the self-interest of my desires
and the common interests of my species.
Hope agitates me
toward a life-style change I haven’t made yet.

That’s just a little example.

The difference between
the authentic hope of Isaiah
and the wishful thinking of our consumerism
and consumeristic theology,
is quite clear.
Wishful thinking
says that greed is good for the marketplace
when it comes to economics,
and that the goal is to win rather than lose
when it comes to the accumulation
of resources and wealth.

The assumption underneath this wishful thinking
we call consumerism
is that it is a dog-eat-dog world
and therefore it is better to be a big dog
than a little dog.

Authentic hope,
the Isaiah and Jesus kind,
understands wishful thinking,
and recognizes the way we have constructed
our world is a dog-eat-dog coliseum for fighting.

But authentic hope
has a vision
for the re-construction of our world.

Authentic hope
can see that it would be possible
to construct a world
in which the role of the big dogs
is to nurture and support the needs of the little dogs,
and therefore enjoy the benefits of the common good
instead of only those of self-interest.

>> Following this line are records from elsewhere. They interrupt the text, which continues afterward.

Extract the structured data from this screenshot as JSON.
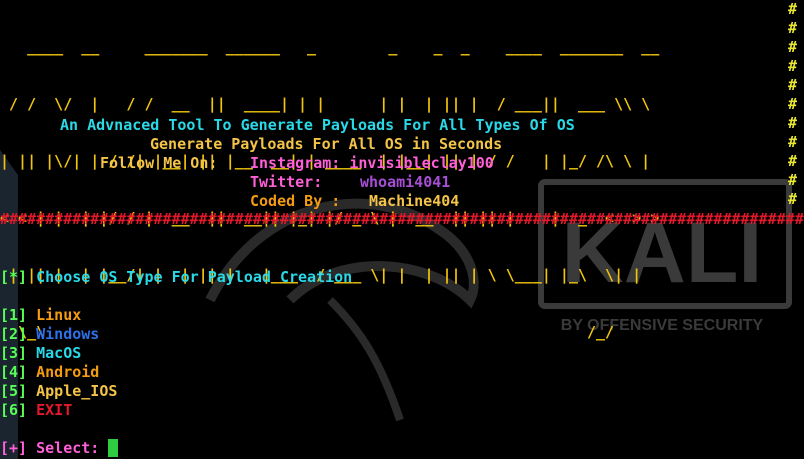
{
  "banner_art": [
    "   ____  __     _______  ______   _        _    _  _    ____  _______  __",
    " / /  \\/  |   / /  __  ||  ____| | |      | |  | || |  / ___||  ___ \\\\ \\",
    "| || |\\/| | / /| |__| || |__  __| | ____  | |__| || | / /   | |_/ /\\ \\ |",
    "< < | |  | |/ / |  __  ||  __|| |_| |/ _ \\ |  __  || || |    |  _  <  > >",
    " | || |  | |__/| |  | || |   |___  / ___ \\| |  | || | \\ \\___| |_\\  \\| |",
    "  \\_\\                                                            /_/"
  ],
  "tagline": "An Advnaced Tool To Generate Payloads For All Types Of OS",
  "subtagline": "Generate Payloads For All OS in Seconds",
  "follow": {
    "label": "Follow Me On:",
    "instagram": "Instagram: invisibleclay100",
    "twitter_label": "Twitter:",
    "twitter_handle": "whoami4041",
    "coded_label": "Coded By :",
    "coded_name": "Machine404"
  },
  "separator": "###############################################################################################",
  "hash_char": "#",
  "prompt_header": {
    "marker": "[*]",
    "text": "Choose OS Type For Payload Creation"
  },
  "options": [
    {
      "num": "[1]",
      "label": "Linux"
    },
    {
      "num": "[2]",
      "label": "Windows"
    },
    {
      "num": "[3]",
      "label": "MacOS"
    },
    {
      "num": "[4]",
      "label": "Android"
    },
    {
      "num": "[5]",
      "label": "Apple_IOS"
    },
    {
      "num": "[6]",
      "label": "EXIT"
    }
  ],
  "select": {
    "marker": "[+]",
    "text": "Select:"
  },
  "background": {
    "brand": "KALI",
    "tagline": "BY OFFENSIVE SECURITY"
  },
  "colors": {
    "background": "#000000",
    "banner": "#f1c40f",
    "cyan": "#29d9e8",
    "magenta": "#ff5fd7",
    "separator": "#e3182b"
  }
}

Authentic hope also knows
that it is not possible to construct this new world
with the use of coercion.
Coercion is the tool of big dog usury and profit,
and bringing about a new creation with coercion
will simply sow the weeds of the old world
into the fabric of the new.
So a different way must be found.
All the more reason
that authentic hope attracts few followers.

Still, as tired as we feel at any given moment,
getting ready to go into a new round
with cuts and bruises from the last round,
I know that authentic hope
is the only true hope.

The lion will probably never eat straw,
but it is possible for us to create a world,
one small community at a time,
in which the big dogs
tend to the needs of the little dogs
instead of eating them.

I chose that hope.